Dana Nessel photo
Dana Nessel

Michigan’s Attorney General is asking home improvement stores strictly abide by the “Stay Home, Stay Safe” executive order.


The loans are designed so that if businesses primarily put the money towards payroll, rent, or utilities, they will be completely forgiven. 

The program is funded through the coronavirus CARES act which recently passed through congress.

Lt. Governor Garlin Gilchrist says the program is aimed at keeping employers, and their staff, afloat. 

“Making sure they have the ability to retain their people and also to be able to have loans to open up that they will not have to pay back if they retain their people.”

Gov. Whimter's office

  Michigan lawmakers plan to convene to lengthen Gov. Gretchen Whitmer’s emergency declaration amid the coronavirus pandemic but are at odds over the extension and whether the session is even necessary.

The Republican-led Legislature is scheduled to meet Tuesday, three weeks after last voting. Since then, one legislator has died from a suspected COVID-19 infection and another has tested positive, causing uneasiness over congregating in Lansing.

18th Wing Public Affairs

State officials issued an emergency order designed to speed up the reporting of COVID-19 deaths in Michigan as the number of cases continued to surge.

The Department of Health and Human Services issued a directive late Saturday for funeral directors and medical professionals.

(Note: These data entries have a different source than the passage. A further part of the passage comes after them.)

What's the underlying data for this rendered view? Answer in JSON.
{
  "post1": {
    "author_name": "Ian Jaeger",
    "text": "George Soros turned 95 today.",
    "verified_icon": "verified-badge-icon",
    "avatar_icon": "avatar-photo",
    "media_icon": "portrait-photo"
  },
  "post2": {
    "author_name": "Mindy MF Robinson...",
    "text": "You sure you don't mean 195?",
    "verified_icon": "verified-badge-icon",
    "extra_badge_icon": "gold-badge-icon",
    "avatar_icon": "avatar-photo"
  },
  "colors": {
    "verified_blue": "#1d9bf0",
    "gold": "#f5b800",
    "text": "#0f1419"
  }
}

Under the order, funeral directors have 24 hours to initiate a death record and and submit it to the attending physician. Doctors have to attempt to certify the record within 24 hours of receipt, among other things.

A child looking upward while holding a teddy bear

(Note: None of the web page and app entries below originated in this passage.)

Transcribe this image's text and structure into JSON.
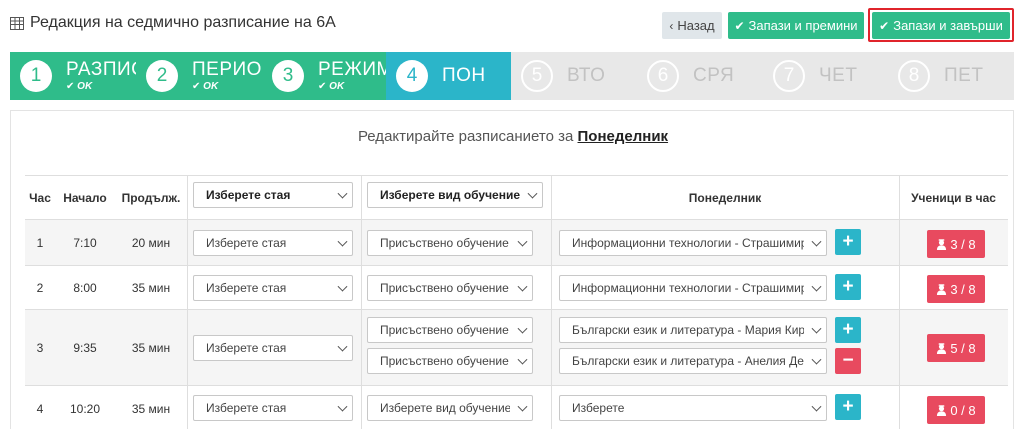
{
  "header": {
    "title": "Редакция на седмично разписание на 6А",
    "back_label": "Назад",
    "save_next_label": "Запази и премини",
    "save_finish_label": "Запази и завърши"
  },
  "steps": [
    {
      "number": "1",
      "name": "РАЗПИС",
      "status": "OK",
      "state": "done"
    },
    {
      "number": "2",
      "name": "ПЕРИО,",
      "status": "OK",
      "state": "done"
    },
    {
      "number": "3",
      "name": "РЕЖИМ",
      "status": "OK",
      "state": "done"
    },
    {
      "number": "4",
      "name": "ПОН",
      "status": "",
      "state": "active"
    },
    {
      "number": "5",
      "name": "ВТО",
      "status": "",
      "state": "pending"
    },
    {
      "number": "6",
      "name": "СРЯ",
      "status": "",
      "state": "pending"
    },
    {
      "number": "7",
      "name": "ЧЕТ",
      "status": "",
      "state": "pending"
    },
    {
      "number": "8",
      "name": "ПЕТ",
      "status": "",
      "state": "pending"
    }
  ],
  "instruction": {
    "prefix": "Редактирайте разписанието за ",
    "day": "Понеделник"
  },
  "table": {
    "headers": {
      "hour": "Час",
      "start": "Начало",
      "duration": "Продълж.",
      "room_select": "Изберете стая",
      "training_select": "Изберете вид обучение",
      "day": "Понеделник",
      "students": "Ученици в час"
    },
    "rows": [
      {
        "hour": "1",
        "start": "7:10",
        "duration": "20 мин",
        "room": "Изберете стая",
        "entries": [
          {
            "training": "Присъствено обучение",
            "subject": "Информационни технологии - Страшимир",
            "action": "+"
          }
        ],
        "students": "3 / 8"
      },
      {
        "hour": "2",
        "start": "8:00",
        "duration": "35 мин",
        "room": "Изберете стая",
        "entries": [
          {
            "training": "Присъствено обучение",
            "subject": "Информационни технологии - Страшимир",
            "action": "+"
          }
        ],
        "students": "3 / 8"
      },
      {
        "hour": "3",
        "start": "9:35",
        "duration": "35 мин",
        "room": "Изберете стая",
        "entries": [
          {
            "training": "Присъствено обучение",
            "subject": "Български език и литература - Мария Кирч",
            "action": "+"
          },
          {
            "training": "Присъствено обучение",
            "subject": "Български език и литература - Анелия Дем",
            "action": "−"
          }
        ],
        "students": "5 / 8"
      },
      {
        "hour": "4",
        "start": "10:20",
        "duration": "35 мин",
        "room": "Изберете стая",
        "entries": [
          {
            "training": "Изберете вид обучение",
            "subject": "Изберете",
            "action": "+"
          }
        ],
        "students": "0 / 8"
      }
    ]
  },
  "colors": {
    "green": "#2fbc8a",
    "cyan": "#2bb5c9",
    "red": "#e84a5f",
    "gray_step": "#e8e8e8",
    "highlight_border": "#e0242b"
  },
  "icons": {
    "title": "table-icon",
    "back": "chevron-left-icon",
    "check": "check-icon",
    "students": "user-graduate-icon"
  }
}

In a matter of weeks, COVID-19 has upended the lives of children and families across Michigan. School closures and movement restrictions are disrupting children's routines and support systems while adding new stressors on caregivers.

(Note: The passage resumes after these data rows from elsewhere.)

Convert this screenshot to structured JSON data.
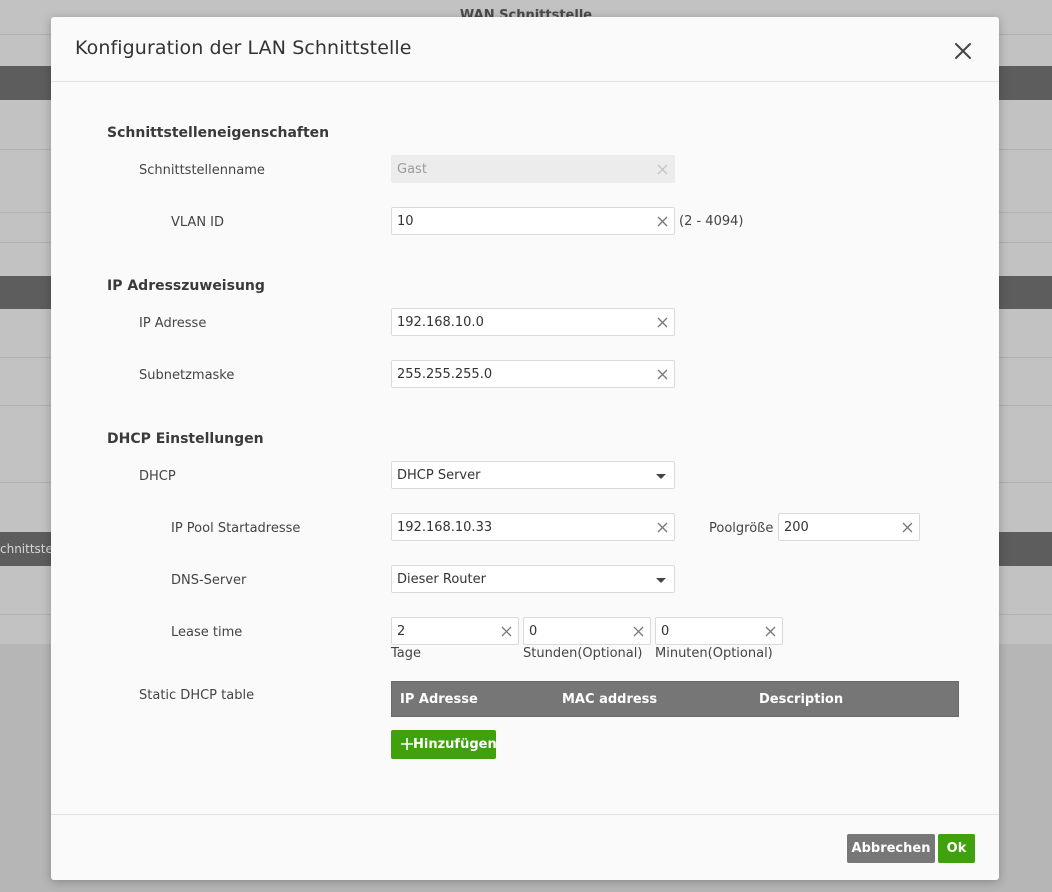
{
  "background": {
    "title": "WAN Schnittstelle",
    "side_text": "chnittste"
  },
  "dialog": {
    "title": "Konfiguration der LAN Schnittstelle",
    "close_icon": "close-icon"
  },
  "sections": {
    "interface": {
      "title": "Schnittstelleneigenschaften",
      "name_label": "Schnittstellenname",
      "name_value": "Gast",
      "vlan_label": "VLAN ID",
      "vlan_value": "10",
      "vlan_hint": "(2 - 4094)"
    },
    "ip": {
      "title": "IP Adresszuweisung",
      "address_label": "IP Adresse",
      "address_value": "192.168.10.0",
      "mask_label": "Subnetzmaske",
      "mask_value": "255.255.255.0"
    },
    "dhcp": {
      "title": "DHCP Einstellungen",
      "mode_label": "DHCP",
      "mode_value": "DHCP Server",
      "pool_start_label": "IP Pool Startadresse",
      "pool_start_value": "192.168.10.33",
      "pool_size_label": "Poolgröße",
      "pool_size_value": "200",
      "dns_label": "DNS-Server",
      "dns_value": "Dieser Router",
      "lease_label": "Lease time",
      "lease_days_value": "2",
      "lease_days_caption": "Tage",
      "lease_hours_value": "0",
      "lease_hours_caption": "Stunden(Optional)",
      "lease_minutes_value": "0",
      "lease_minutes_caption": "Minuten(Optional)",
      "static_table_label": "Static DHCP table",
      "table_columns": [
        "IP Adresse",
        "MAC address",
        "Description"
      ],
      "add_button": "Hinzufügen"
    }
  },
  "footer": {
    "cancel_button": "Abbrechen",
    "ok_button": "Ok"
  },
  "colors": {
    "accent_green": "#3fa20d",
    "table_header": "#767676",
    "cancel_gray": "#777777"
  }
}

“When we look at families who are losing their jobs, being laid off, not having income to pay their rent, you can see an increase in stress within those homes that can be directly related to an increase in child abuse and neglect.”

GVSU Education Farm photo

Low-income families are being especially hard-hit during the coronavirus pandemic. Grand Valley State University is donating all produce grown from its educational farm to those who need it most.

The spring growing season is underway at Grand Valley State University’s educational farm. When students and farm volunteers were sent home to slow the spread of the coronavirus, the administration suggested donating the crops.